## What to work on
Each line of the data that includes the string "Socket" is to be copied out.

## Page and application data records
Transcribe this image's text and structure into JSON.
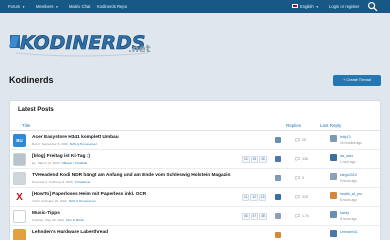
{
  "nav": {
    "items": [
      {
        "label": "Forum"
      },
      {
        "label": "Members"
      },
      {
        "label": "Matrix Chat"
      },
      {
        "label": "Kodinerds Repo"
      }
    ],
    "language": "English",
    "login": "Login or register"
  },
  "logo": {
    "text": "KODINERDS",
    "suffix": ".net"
  },
  "page": {
    "title": "Kodinerds",
    "create_button": "+ Create Thread"
  },
  "latest": {
    "title": "Latest Posts",
    "columns": {
      "title": "Title",
      "replies": "Replies",
      "last_reply": "Last Reply"
    },
    "threads": [
      {
        "avatar_text": "BU",
        "avatar_color": "#2d8ad6",
        "title": "Acer Easystore H341 komplett Umbau",
        "author": "Buzzi",
        "date": "September 8, 2020",
        "forum": "NAS & Homeserver",
        "pages": [],
        "replies": "20",
        "last_user": "bitty13",
        "last_time": "16 minutes ago"
      },
      {
        "avatar_text": "",
        "avatar_color": "#b8c4cc",
        "title": "[blog] Freitag ist Ki-Tag :)",
        "author": "jim",
        "date": "March 14, 2023",
        "forum": "Offtopic / Smalltalk",
        "pages": [
          "14",
          "15",
          "16"
        ],
        "replies": "436",
        "last_user": "da_user",
        "last_time": "1 hour ago"
      },
      {
        "avatar_text": "",
        "avatar_color": "#cfd6dc",
        "title": "TVHeadend Kodi NDR hängt am Anfang und am Ende vom Schleswig Holstein Magazin",
        "author": "Norpost1.0",
        "date": "February 8, 2025",
        "forum": "Tvheadend",
        "pages": [],
        "replies": "3",
        "last_user": "stego2024",
        "last_time": "5 hours ago"
      },
      {
        "avatar_text": "X",
        "avatar_color": "#ffffff",
        "title": "[HowTo] Paperloses Heim mit Paperless inkl. OCR",
        "author": "Yoshi",
        "date": "February 22, 2022",
        "forum": "NAS & Homeserver",
        "pages": [
          "11",
          "12",
          "13"
        ],
        "replies": "325",
        "last_user": "health_at_pro",
        "last_time": "6 hours ago"
      },
      {
        "avatar_text": "",
        "avatar_color": "#ffffff",
        "title": "Music-Tipps",
        "author": "Frachan",
        "date": "May 28, 2012",
        "forum": "Film & Musik",
        "pages": [
          "46",
          "47",
          "48"
        ],
        "replies": "1.7k",
        "last_user": "hardy",
        "last_time": "8 hours ago"
      },
      {
        "avatar_text": "",
        "avatar_color": "#e4a040",
        "title": "Lehnden's Hardware Laberthread",
        "author": "",
        "date": "",
        "forum": "",
        "pages": [],
        "replies": "",
        "last_user": "Lehnden11",
        "last_time": ""
      }
    ]
  },
  "colors": {
    "nav_bg": "#185886",
    "accent": "#2577b1",
    "page_bg": "#dfe6ee"
  },
  "icons": [
    "search-icon",
    "caret-down-icon",
    "uk-flag-icon",
    "comment-icon"
  ]
}
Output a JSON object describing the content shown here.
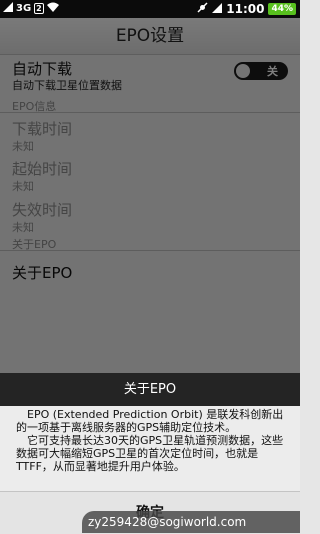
{
  "status_bar": {
    "network": "3G",
    "sim": "2",
    "time": "11:00",
    "battery": "44%"
  },
  "title": "EPO设置",
  "auto_download": {
    "label": "自动下载",
    "sublabel": "自动下载卫星位置数据",
    "toggle_text": "关",
    "enabled": false
  },
  "epo_info": {
    "header": "EPO信息",
    "items": [
      {
        "label": "下载时间",
        "value": "未知"
      },
      {
        "label": "起始时间",
        "value": "未知"
      },
      {
        "label": "失效时间",
        "value": "未知"
      }
    ]
  },
  "about": {
    "header": "关于EPO",
    "item": "关于EPO"
  },
  "dialog": {
    "title": "关于EPO",
    "para1": "EPO (Extended Prediction Orbit) 是联发科创新出的一项基于离线服务器的GPS辅助定位技术。",
    "para2": "它可支持最长达30天的GPS卫星轨道预测数据，这些数据可大幅缩短GPS卫星的首次定位时间，也就是TTFF，从而显著地提升用户体验。",
    "ok": "确定"
  },
  "watermark": "zy259428@sogiworld.com"
}
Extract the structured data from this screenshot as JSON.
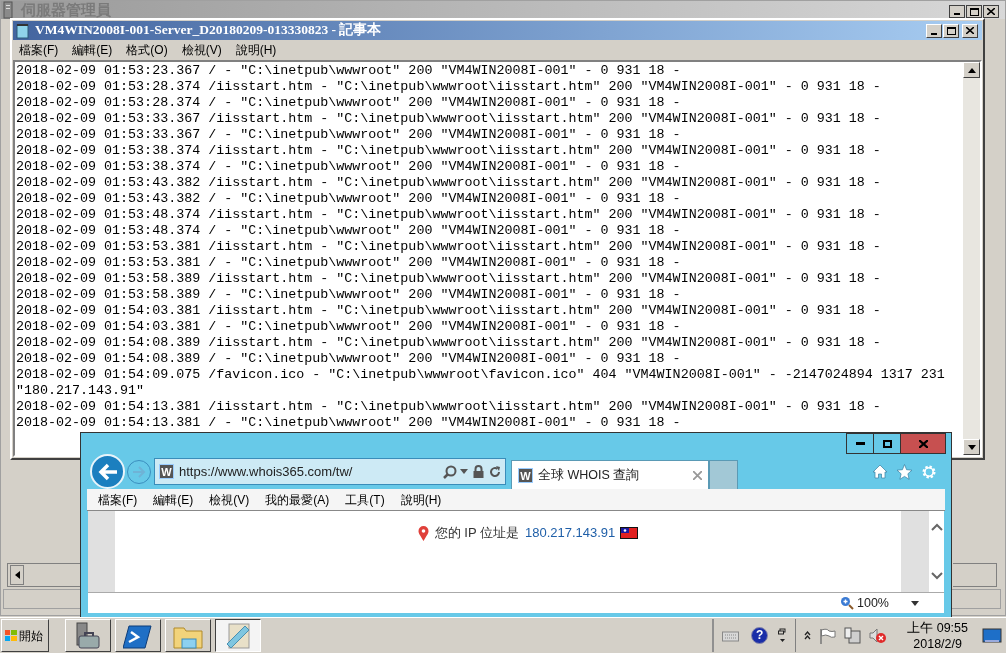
{
  "server_manager": {
    "title": "伺服器管理員"
  },
  "notepad": {
    "title": "VM4WIN2008I-001-Server_D20180209-013330823 - 記事本",
    "menu": [
      "檔案(F)",
      "編輯(E)",
      "格式(O)",
      "檢視(V)",
      "說明(H)"
    ],
    "lines": [
      "2018-02-09 01:53:23.367 / - \"C:\\inetpub\\wwwroot\" 200 \"VM4WIN2008I-001\" - 0 931 18 -",
      "2018-02-09 01:53:28.374 /iisstart.htm - \"C:\\inetpub\\wwwroot\\iisstart.htm\" 200 \"VM4WIN2008I-001\" - 0 931 18 -",
      "2018-02-09 01:53:28.374 / - \"C:\\inetpub\\wwwroot\" 200 \"VM4WIN2008I-001\" - 0 931 18 -",
      "2018-02-09 01:53:33.367 /iisstart.htm - \"C:\\inetpub\\wwwroot\\iisstart.htm\" 200 \"VM4WIN2008I-001\" - 0 931 18 -",
      "2018-02-09 01:53:33.367 / - \"C:\\inetpub\\wwwroot\" 200 \"VM4WIN2008I-001\" - 0 931 18 -",
      "2018-02-09 01:53:38.374 /iisstart.htm - \"C:\\inetpub\\wwwroot\\iisstart.htm\" 200 \"VM4WIN2008I-001\" - 0 931 18 -",
      "2018-02-09 01:53:38.374 / - \"C:\\inetpub\\wwwroot\" 200 \"VM4WIN2008I-001\" - 0 931 18 -",
      "2018-02-09 01:53:43.382 /iisstart.htm - \"C:\\inetpub\\wwwroot\\iisstart.htm\" 200 \"VM4WIN2008I-001\" - 0 931 18 -",
      "2018-02-09 01:53:43.382 / - \"C:\\inetpub\\wwwroot\" 200 \"VM4WIN2008I-001\" - 0 931 18 -",
      "2018-02-09 01:53:48.374 /iisstart.htm - \"C:\\inetpub\\wwwroot\\iisstart.htm\" 200 \"VM4WIN2008I-001\" - 0 931 18 -",
      "2018-02-09 01:53:48.374 / - \"C:\\inetpub\\wwwroot\" 200 \"VM4WIN2008I-001\" - 0 931 18 -",
      "2018-02-09 01:53:53.381 /iisstart.htm - \"C:\\inetpub\\wwwroot\\iisstart.htm\" 200 \"VM4WIN2008I-001\" - 0 931 18 -",
      "2018-02-09 01:53:53.381 / - \"C:\\inetpub\\wwwroot\" 200 \"VM4WIN2008I-001\" - 0 931 18 -",
      "2018-02-09 01:53:58.389 /iisstart.htm - \"C:\\inetpub\\wwwroot\\iisstart.htm\" 200 \"VM4WIN2008I-001\" - 0 931 18 -",
      "2018-02-09 01:53:58.389 / - \"C:\\inetpub\\wwwroot\" 200 \"VM4WIN2008I-001\" - 0 931 18 -",
      "2018-02-09 01:54:03.381 /iisstart.htm - \"C:\\inetpub\\wwwroot\\iisstart.htm\" 200 \"VM4WIN2008I-001\" - 0 931 18 -",
      "2018-02-09 01:54:03.381 / - \"C:\\inetpub\\wwwroot\" 200 \"VM4WIN2008I-001\" - 0 931 18 -",
      "2018-02-09 01:54:08.389 /iisstart.htm - \"C:\\inetpub\\wwwroot\\iisstart.htm\" 200 \"VM4WIN2008I-001\" - 0 931 18 -",
      "2018-02-09 01:54:08.389 / - \"C:\\inetpub\\wwwroot\" 200 \"VM4WIN2008I-001\" - 0 931 18 -",
      "2018-02-09 01:54:09.075 /favicon.ico - \"C:\\inetpub\\wwwroot\\favicon.ico\" 404 \"VM4WIN2008I-001\" - -2147024894 1317 231 \"180.217.143.91\"",
      "2018-02-09 01:54:13.381 /iisstart.htm - \"C:\\inetpub\\wwwroot\\iisstart.htm\" 200 \"VM4WIN2008I-001\" - 0 931 18 -",
      "2018-02-09 01:54:13.381 / - \"C:\\inetpub\\wwwroot\" 200 \"VM4WIN2008I-001\" - 0 931 18 -"
    ]
  },
  "browser": {
    "address": {
      "icon_letter": "W",
      "url": "https://www.whois365.com/tw/"
    },
    "tabs": [
      {
        "icon_letter": "W",
        "title": "全球 WHOIS 查詢",
        "selected": true
      }
    ],
    "menu": [
      "檔案(F)",
      "編輯(E)",
      "檢視(V)",
      "我的最愛(A)",
      "工具(T)",
      "說明(H)"
    ],
    "message": {
      "label": "您的 IP 位址是",
      "ip": "180.217.143.91"
    },
    "zoom": "100%"
  },
  "taskbar": {
    "start": "開始",
    "apps": [
      {
        "kind": "server-manager",
        "selected": false
      },
      {
        "kind": "powershell",
        "selected": false
      },
      {
        "kind": "explorer",
        "selected": false
      },
      {
        "kind": "notepad",
        "selected": true
      }
    ],
    "help_glyph": "?",
    "clock": {
      "time": "上午 09:55",
      "date": "2018/2/9"
    }
  }
}
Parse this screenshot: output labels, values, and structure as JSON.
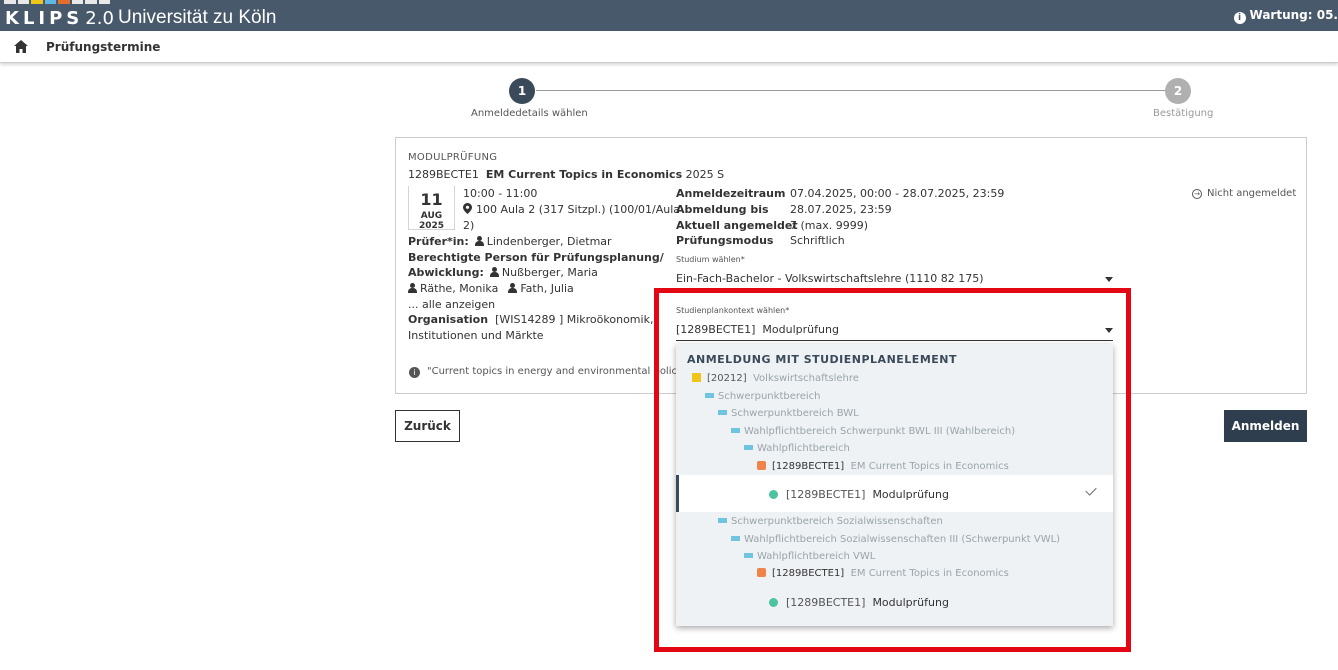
{
  "header": {
    "logo_text": "KLIPS",
    "logo_version": "2.0",
    "logo_colors": [
      "#e8e8e8",
      "#e8e8e8",
      "#f0c419",
      "#5fb7e4",
      "#e46c2c",
      "#e8e8e8",
      "#e8e8e8",
      "#e8e8e8"
    ],
    "university": "Universität zu Köln",
    "maintenance": "Wartung: 05."
  },
  "nav": {
    "breadcrumb": "Prüfungstermine"
  },
  "stepper": {
    "step1_number": "1",
    "step1_label": "Anmeldedetails wählen",
    "step2_number": "2",
    "step2_label": "Bestätigung"
  },
  "exam": {
    "type": "MODULPRÜFUNG",
    "code": "1289BECTE1",
    "title": "EM Current Topics in Economics",
    "semester": "2025 S",
    "date_day": "11",
    "date_month": "AUG 2025",
    "time": "10:00 - 11:00",
    "room_line1": "100 Aula 2 (317 Sitzpl.) (100/01/Aula",
    "room_line2": "2)",
    "examiner_label": "Prüfer*in:",
    "examiner": "Lindenberger, Dietmar",
    "responsible_label_1": "Berechtigte Person für Prüfungsplanung/",
    "responsible_label_2": "Abwicklung:",
    "responsible_1": "Nußberger, Maria",
    "responsible_2": "Räthe, Monika",
    "responsible_3": "Fath, Julia",
    "show_all": "... alle anzeigen",
    "org_label": "Organisation",
    "org_line1": "[WIS14289 ] Mikroökonomik,",
    "org_line2": "Institutionen und Märkte",
    "note": "\"Current topics in energy and environmental policy\" [Lin",
    "status": "Nicht angemeldet"
  },
  "details": {
    "reg_period_label": "Anmeldezeitraum",
    "reg_period": "07.04.2025, 00:00 - 28.07.2025, 23:59",
    "dereg_label": "Abmeldung bis",
    "dereg": "28.07.2025, 23:59",
    "current_label": "Aktuell angemeldet",
    "current": "7 (max. 9999)",
    "mode_label": "Prüfungsmodus",
    "mode": "Schriftlich",
    "study_select_label": "Studium wählen*",
    "study_select_value": "Ein-Fach-Bachelor - Volkswirtschaftslehre (1110 82 175)",
    "context_select_label": "Studienplankontext wählen*",
    "context_select_value": "[1289BECTE1]  Modulprüfung"
  },
  "dropdown": {
    "heading": "ANMELDUNG MIT STUDIENPLANELEMENT",
    "items": [
      {
        "code": "[20212]",
        "label": "Volkswirtschaftslehre"
      },
      {
        "label": "Schwerpunktbereich"
      },
      {
        "label": "Schwerpunktbereich BWL"
      },
      {
        "label": "Wahlpflichtbereich Schwerpunkt BWL III (Wahlbereich)"
      },
      {
        "label": "Wahlpflichtbereich"
      },
      {
        "code": "[1289BECTE1]",
        "label": "EM Current Topics in Economics"
      },
      {
        "code": "[1289BECTE1]",
        "label": "Modulprüfung"
      },
      {
        "label": "Schwerpunktbereich Sozialwissenschaften"
      },
      {
        "label": "Wahlpflichtbereich Sozialwissenschaften III (Schwerpunkt VWL)"
      },
      {
        "label": "Wahlpflichtbereich VWL"
      },
      {
        "code": "[1289BECTE1]",
        "label": "EM Current Topics in Economics"
      },
      {
        "code": "[1289BECTE1]",
        "label": "Modulprüfung"
      }
    ]
  },
  "buttons": {
    "back": "Zurück",
    "submit": "Anmelden"
  }
}
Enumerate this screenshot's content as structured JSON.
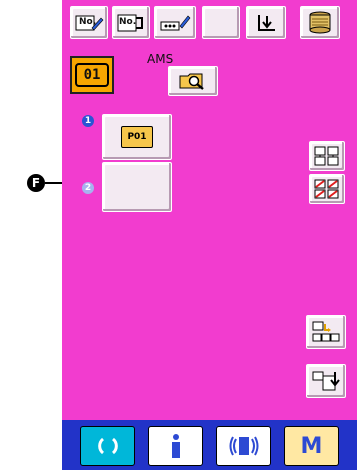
{
  "toolbar": {
    "no_edit_label": "No.",
    "no_copy_label": "No.",
    "blank_label": ""
  },
  "program": {
    "number": "01",
    "ams_label": "AMS"
  },
  "pattern": {
    "step1_badge": "1",
    "step1_label": "P01",
    "step2_badge": "2"
  },
  "annotation": {
    "marker_label": "F"
  },
  "footer": {
    "m_label": "M"
  },
  "colors": {
    "screen_bg": "#f23ccf",
    "footer_bg": "#2233c8",
    "button_face": "#f3eaf2",
    "program_button": "#f7a600",
    "reset_button": "#00b7d9",
    "info_button": "#ffffff",
    "comm_button": "#ffffff",
    "mode_button": "#ffe8a3"
  }
}
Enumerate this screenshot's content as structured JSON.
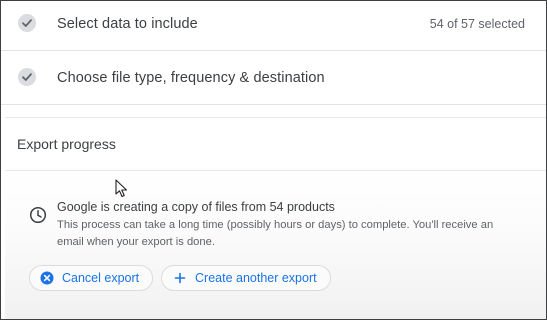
{
  "steps": [
    {
      "label": "Select data to include",
      "meta": "54 of 57 selected",
      "icon": "check-icon",
      "status": "complete"
    },
    {
      "label": "Choose file type, frequency & destination",
      "icon": "check-icon",
      "status": "complete"
    }
  ],
  "export": {
    "title": "Export progress",
    "message_title": "Google is creating a copy of files from 54 products",
    "message_body": "This process can take a long time (possibly hours or days) to complete. You'll receive an email when your export is done.",
    "status_icon": "clock-icon",
    "buttons": {
      "cancel": {
        "label": "Cancel export",
        "icon": "cancel-circle-icon"
      },
      "create": {
        "label": "Create another export",
        "icon": "plus-icon"
      }
    }
  },
  "colors": {
    "accent": "#1a73e8",
    "check_bg": "#dadce0",
    "text": "#3c4043",
    "muted": "#5f6368"
  }
}
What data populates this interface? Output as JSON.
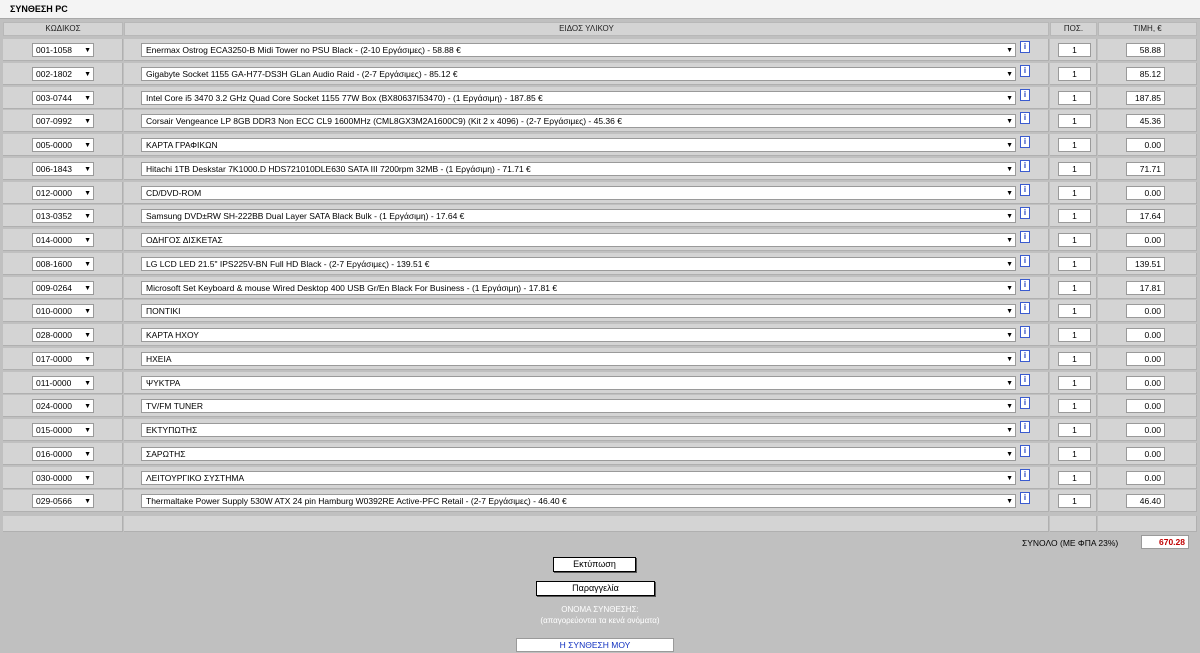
{
  "title": "ΣΥΝΘΕΣΗ PC",
  "headers": {
    "code": "ΚΩΔΙΚΟΣ",
    "item": "ΕΙΔΟΣ ΥΛΙΚΟΥ",
    "qty": "ΠΟΣ.",
    "price": "ΤΙΜΗ, €"
  },
  "icons": {
    "dropdown": "chevron-down-icon",
    "info": "info-icon"
  },
  "info_label": "i",
  "rows": [
    {
      "code": "001-1058",
      "item": "Enermax Ostrog ECA3250-B Midi Tower no PSU Black - (2-10 Εργάσιμες) - 58.88 €",
      "qty": "1",
      "price": "58.88"
    },
    {
      "code": "002-1802",
      "item": "Gigabyte Socket 1155 GA-H77-DS3H GLan Audio Raid - (2-7 Εργάσιμες) - 85.12 €",
      "qty": "1",
      "price": "85.12"
    },
    {
      "code": "003-0744",
      "item": "Intel Core i5 3470 3.2 GHz Quad Core Socket 1155 77W Box (BX80637I53470) - (1 Εργάσιμη) - 187.85 €",
      "qty": "1",
      "price": "187.85"
    },
    {
      "code": "007-0992",
      "item": "Corsair Vengeance LP 8GB DDR3 Non ECC CL9 1600MHz (CML8GX3M2A1600C9) (Kit 2 x 4096) - (2-7 Εργάσιμες) - 45.36 €",
      "qty": "1",
      "price": "45.36"
    },
    {
      "code": "005-0000",
      "item": "ΚΑΡΤΑ ΓΡΑΦΙΚΩΝ",
      "qty": "1",
      "price": "0.00"
    },
    {
      "code": "006-1843",
      "item": "Hitachi 1TB Deskstar 7K1000.D HDS721010DLE630 SATA III 7200rpm 32MB - (1 Εργάσιμη) - 71.71 €",
      "qty": "1",
      "price": "71.71"
    },
    {
      "code": "012-0000",
      "item": "CD/DVD-ROM",
      "qty": "1",
      "price": "0.00"
    },
    {
      "code": "013-0352",
      "item": "Samsung DVD±RW SH-222BB Dual Layer SATA Black Bulk - (1 Εργάσιμη) - 17.64 €",
      "qty": "1",
      "price": "17.64"
    },
    {
      "code": "014-0000",
      "item": "ΟΔΗΓΟΣ ΔΙΣΚΕΤΑΣ",
      "qty": "1",
      "price": "0.00"
    },
    {
      "code": "008-1600",
      "item": "LG LCD LED 21.5\" IPS225V-BN Full HD Black - (2-7 Εργάσιμες) - 139.51 €",
      "qty": "1",
      "price": "139.51"
    },
    {
      "code": "009-0264",
      "item": "Microsoft Set Keyboard & mouse Wired Desktop 400 USB Gr/En Black For Business - (1 Εργάσιμη) - 17.81 €",
      "qty": "1",
      "price": "17.81"
    },
    {
      "code": "010-0000",
      "item": "ΠΟΝΤΙΚΙ",
      "qty": "1",
      "price": "0.00"
    },
    {
      "code": "028-0000",
      "item": "ΚΑΡΤΑ ΗΧΟΥ",
      "qty": "1",
      "price": "0.00"
    },
    {
      "code": "017-0000",
      "item": "ΗΧΕΙΑ",
      "qty": "1",
      "price": "0.00"
    },
    {
      "code": "011-0000",
      "item": "ΨΥΚΤΡΑ",
      "qty": "1",
      "price": "0.00"
    },
    {
      "code": "024-0000",
      "item": "TV/FM TUNER",
      "qty": "1",
      "price": "0.00"
    },
    {
      "code": "015-0000",
      "item": "ΕΚΤΥΠΩΤΗΣ",
      "qty": "1",
      "price": "0.00"
    },
    {
      "code": "016-0000",
      "item": "ΣΑΡΩΤΗΣ",
      "qty": "1",
      "price": "0.00"
    },
    {
      "code": "030-0000",
      "item": "ΛΕΙΤΟΥΡΓΙΚΟ ΣΥΣΤΗΜΑ",
      "qty": "1",
      "price": "0.00"
    },
    {
      "code": "029-0566",
      "item": "Thermaltake Power Supply 530W ATX 24 pin Hamburg W0392RE Active-PFC Retail - (2-7 Εργάσιμες) - 46.40 €",
      "qty": "1",
      "price": "46.40"
    }
  ],
  "total": {
    "label": "ΣΥΝΟΛΟ (ΜΕ ΦΠΑ 23%)",
    "value": "670.28"
  },
  "buttons": {
    "print": "Εκτύπωση",
    "order": "Παραγγελία"
  },
  "build_name": {
    "label": "ΟΝΟΜΑ ΣΥΝΘΕΣΗΣ:",
    "note": "(απαγορεύονται τα κενά ονόματα)",
    "value": "Η ΣΥΝΘΕΣΗ ΜΟΥ"
  },
  "colors": {
    "background": "#c0c0c0",
    "total_value": "#c00000",
    "name_value": "#1030c0",
    "info_icon": "#1a3cc0"
  }
}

## Exercise answer
      "item": "Gigabyte Socket 1155 GA-H77-DS3H GLan Audio Raid - (2-7 Εργάσιμες) - 85.12 €",
      "item": "Intel Core i5 3470 3.2 GHz Quad Core Socket 1155 77W Box (BX80637I53470) - (1 Εργάσιμη) - 187.85 €",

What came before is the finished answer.